(Website and app data records)
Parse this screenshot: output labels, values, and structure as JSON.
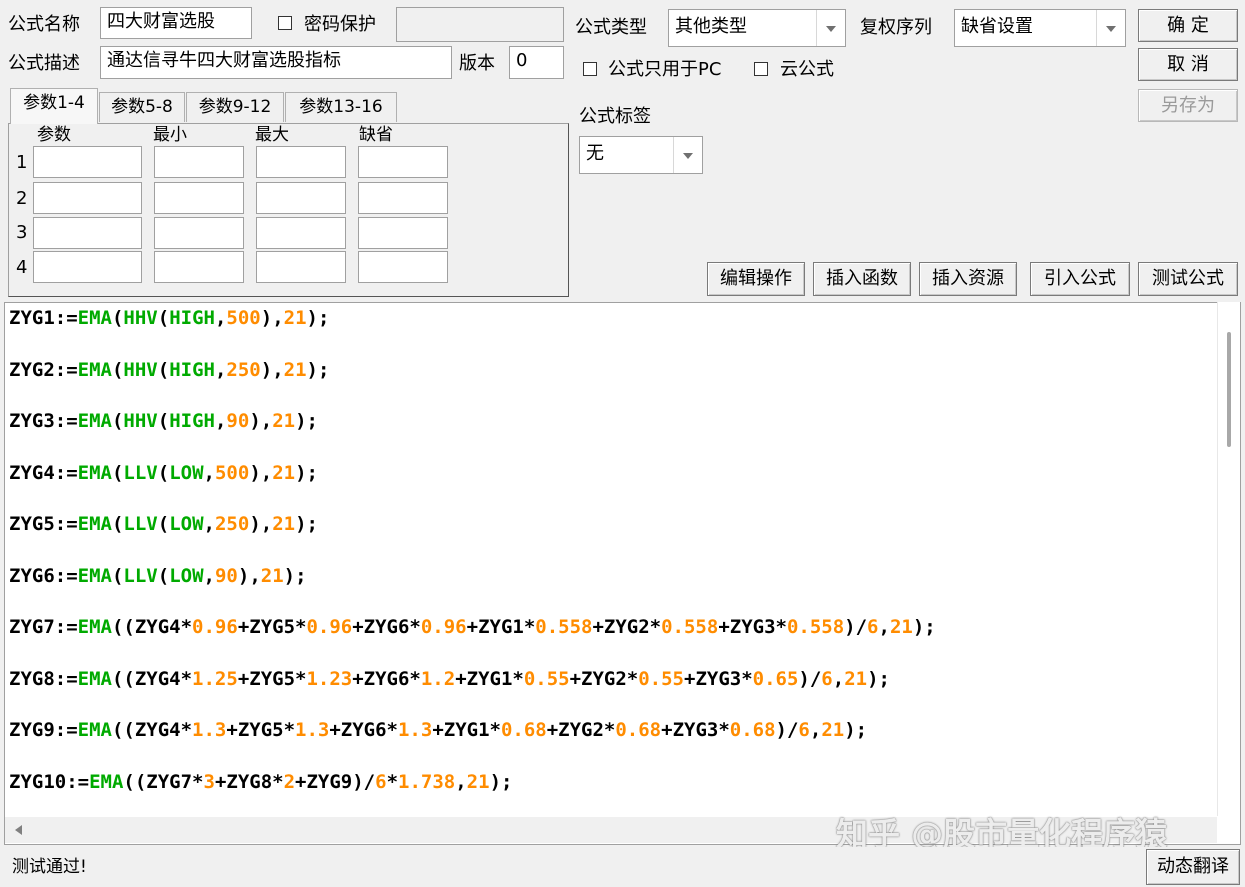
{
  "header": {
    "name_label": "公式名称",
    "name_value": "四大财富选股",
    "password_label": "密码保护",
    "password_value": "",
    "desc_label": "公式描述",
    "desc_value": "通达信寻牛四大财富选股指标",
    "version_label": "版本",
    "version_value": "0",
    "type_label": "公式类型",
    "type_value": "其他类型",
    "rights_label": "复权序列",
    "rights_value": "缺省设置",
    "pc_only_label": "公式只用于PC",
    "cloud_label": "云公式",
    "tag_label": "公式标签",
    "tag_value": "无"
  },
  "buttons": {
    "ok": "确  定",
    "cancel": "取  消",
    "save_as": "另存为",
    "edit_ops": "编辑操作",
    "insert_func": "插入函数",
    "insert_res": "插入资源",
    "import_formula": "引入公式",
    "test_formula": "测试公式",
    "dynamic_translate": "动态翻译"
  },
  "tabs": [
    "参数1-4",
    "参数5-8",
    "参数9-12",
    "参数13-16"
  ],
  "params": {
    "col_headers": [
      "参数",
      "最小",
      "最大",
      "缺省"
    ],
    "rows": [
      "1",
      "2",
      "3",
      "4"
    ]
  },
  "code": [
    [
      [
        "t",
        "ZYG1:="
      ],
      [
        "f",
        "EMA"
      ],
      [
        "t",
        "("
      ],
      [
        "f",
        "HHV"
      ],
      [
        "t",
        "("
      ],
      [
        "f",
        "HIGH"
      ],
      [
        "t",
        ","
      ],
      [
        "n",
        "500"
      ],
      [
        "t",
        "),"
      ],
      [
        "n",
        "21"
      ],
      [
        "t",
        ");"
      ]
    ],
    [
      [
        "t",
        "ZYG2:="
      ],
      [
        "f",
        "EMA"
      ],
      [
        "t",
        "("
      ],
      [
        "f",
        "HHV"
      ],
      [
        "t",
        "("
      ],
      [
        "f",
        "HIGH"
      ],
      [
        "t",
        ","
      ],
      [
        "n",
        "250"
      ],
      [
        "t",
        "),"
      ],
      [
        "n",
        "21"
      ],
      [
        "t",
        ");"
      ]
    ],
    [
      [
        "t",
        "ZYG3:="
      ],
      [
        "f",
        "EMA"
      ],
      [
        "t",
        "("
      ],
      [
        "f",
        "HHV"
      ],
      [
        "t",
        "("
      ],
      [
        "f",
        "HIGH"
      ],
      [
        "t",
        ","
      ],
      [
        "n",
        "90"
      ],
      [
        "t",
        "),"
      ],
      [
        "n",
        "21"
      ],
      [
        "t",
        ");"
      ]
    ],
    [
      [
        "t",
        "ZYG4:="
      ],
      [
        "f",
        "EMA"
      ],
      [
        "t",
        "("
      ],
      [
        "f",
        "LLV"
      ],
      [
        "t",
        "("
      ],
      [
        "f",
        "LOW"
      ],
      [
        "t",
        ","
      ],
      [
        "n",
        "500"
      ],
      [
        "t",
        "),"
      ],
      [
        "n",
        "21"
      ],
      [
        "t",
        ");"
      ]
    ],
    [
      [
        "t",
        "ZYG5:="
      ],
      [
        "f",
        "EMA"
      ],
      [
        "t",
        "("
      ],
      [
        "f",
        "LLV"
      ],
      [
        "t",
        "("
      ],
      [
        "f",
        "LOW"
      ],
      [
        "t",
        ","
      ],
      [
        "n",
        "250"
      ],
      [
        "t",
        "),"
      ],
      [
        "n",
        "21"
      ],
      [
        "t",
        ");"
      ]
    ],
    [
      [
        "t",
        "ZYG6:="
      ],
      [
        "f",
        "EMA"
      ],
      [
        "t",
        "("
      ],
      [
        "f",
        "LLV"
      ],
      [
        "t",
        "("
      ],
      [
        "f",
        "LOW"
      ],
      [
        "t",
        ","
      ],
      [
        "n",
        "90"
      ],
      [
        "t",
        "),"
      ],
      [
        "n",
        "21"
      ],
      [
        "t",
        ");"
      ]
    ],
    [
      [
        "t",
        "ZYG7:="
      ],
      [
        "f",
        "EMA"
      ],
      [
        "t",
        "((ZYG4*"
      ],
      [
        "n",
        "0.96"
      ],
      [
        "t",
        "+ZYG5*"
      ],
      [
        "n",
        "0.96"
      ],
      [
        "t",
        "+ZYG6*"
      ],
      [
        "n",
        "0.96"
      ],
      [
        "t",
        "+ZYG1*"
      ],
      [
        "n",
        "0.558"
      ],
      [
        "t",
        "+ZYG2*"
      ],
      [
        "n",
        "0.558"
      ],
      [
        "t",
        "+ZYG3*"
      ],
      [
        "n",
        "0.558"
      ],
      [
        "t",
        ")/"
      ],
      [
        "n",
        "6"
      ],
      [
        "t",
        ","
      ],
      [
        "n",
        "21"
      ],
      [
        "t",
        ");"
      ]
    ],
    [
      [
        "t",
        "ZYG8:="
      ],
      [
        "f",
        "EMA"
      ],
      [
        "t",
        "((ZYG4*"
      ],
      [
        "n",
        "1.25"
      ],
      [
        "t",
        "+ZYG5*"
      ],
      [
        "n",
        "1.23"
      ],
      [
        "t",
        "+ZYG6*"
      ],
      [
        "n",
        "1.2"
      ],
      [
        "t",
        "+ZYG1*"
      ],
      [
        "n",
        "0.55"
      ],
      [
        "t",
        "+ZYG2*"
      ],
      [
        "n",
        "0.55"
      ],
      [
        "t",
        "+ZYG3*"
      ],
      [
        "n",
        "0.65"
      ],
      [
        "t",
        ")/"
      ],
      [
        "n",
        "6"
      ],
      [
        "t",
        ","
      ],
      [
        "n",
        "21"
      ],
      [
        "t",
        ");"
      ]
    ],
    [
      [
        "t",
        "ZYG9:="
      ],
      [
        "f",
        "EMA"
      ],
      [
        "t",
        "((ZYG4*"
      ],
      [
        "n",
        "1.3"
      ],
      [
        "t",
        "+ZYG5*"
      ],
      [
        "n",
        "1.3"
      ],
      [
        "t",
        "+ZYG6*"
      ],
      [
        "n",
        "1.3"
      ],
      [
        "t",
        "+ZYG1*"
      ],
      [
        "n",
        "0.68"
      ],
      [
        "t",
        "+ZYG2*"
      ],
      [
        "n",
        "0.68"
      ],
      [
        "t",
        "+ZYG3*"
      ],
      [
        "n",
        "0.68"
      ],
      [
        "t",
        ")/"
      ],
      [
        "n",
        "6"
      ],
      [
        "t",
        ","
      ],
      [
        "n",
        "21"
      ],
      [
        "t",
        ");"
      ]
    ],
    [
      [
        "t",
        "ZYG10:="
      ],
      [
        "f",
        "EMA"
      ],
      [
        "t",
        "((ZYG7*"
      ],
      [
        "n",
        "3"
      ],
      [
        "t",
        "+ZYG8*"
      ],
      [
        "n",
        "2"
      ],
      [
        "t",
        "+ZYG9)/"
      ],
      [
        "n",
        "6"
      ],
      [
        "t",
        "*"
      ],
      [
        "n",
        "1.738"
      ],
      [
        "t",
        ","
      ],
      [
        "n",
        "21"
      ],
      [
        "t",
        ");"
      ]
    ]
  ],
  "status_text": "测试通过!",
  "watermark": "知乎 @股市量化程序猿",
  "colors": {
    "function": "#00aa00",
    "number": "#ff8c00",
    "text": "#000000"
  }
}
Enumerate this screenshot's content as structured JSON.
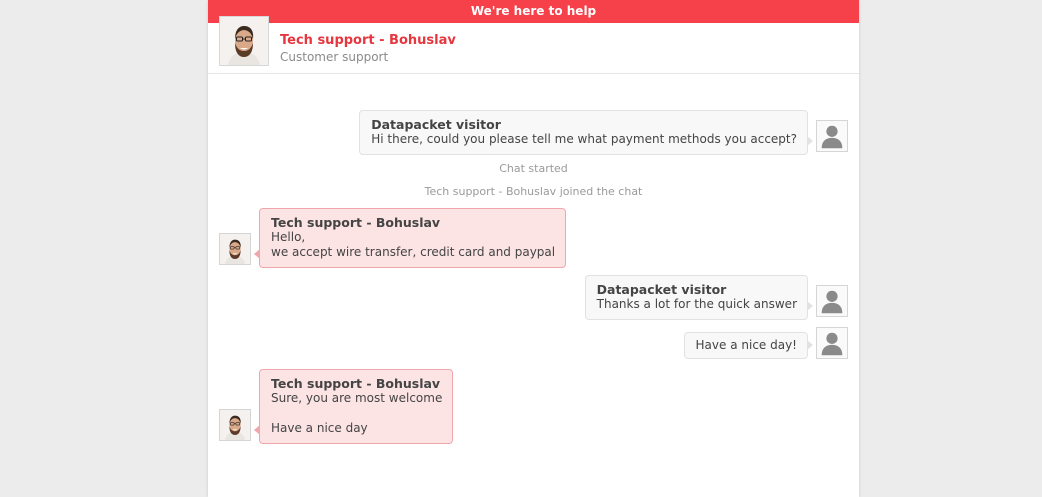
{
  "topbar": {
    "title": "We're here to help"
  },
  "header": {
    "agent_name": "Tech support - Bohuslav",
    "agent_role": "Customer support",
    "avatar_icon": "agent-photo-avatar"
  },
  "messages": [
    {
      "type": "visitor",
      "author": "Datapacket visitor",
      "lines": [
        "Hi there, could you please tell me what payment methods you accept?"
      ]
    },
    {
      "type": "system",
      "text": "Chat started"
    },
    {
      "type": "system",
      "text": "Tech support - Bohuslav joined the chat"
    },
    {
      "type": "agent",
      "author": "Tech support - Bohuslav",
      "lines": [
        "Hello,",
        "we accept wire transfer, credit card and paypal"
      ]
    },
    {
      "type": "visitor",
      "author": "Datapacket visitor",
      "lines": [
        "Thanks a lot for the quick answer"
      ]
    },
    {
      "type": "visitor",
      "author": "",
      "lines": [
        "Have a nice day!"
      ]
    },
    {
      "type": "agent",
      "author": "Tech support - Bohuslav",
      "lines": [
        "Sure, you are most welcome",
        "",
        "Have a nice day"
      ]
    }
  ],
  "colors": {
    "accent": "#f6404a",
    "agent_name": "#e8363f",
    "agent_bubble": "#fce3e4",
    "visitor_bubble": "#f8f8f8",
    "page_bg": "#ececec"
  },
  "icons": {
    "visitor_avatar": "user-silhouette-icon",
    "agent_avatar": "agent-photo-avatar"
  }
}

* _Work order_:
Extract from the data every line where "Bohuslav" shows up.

* _Exercise result_:
    "agent_name": "Tech support - Bohuslav",
      "text": "Tech support - Bohuslav joined the chat"
      "author": "Tech support - Bohuslav",
      "author": "Tech support - Bohuslav",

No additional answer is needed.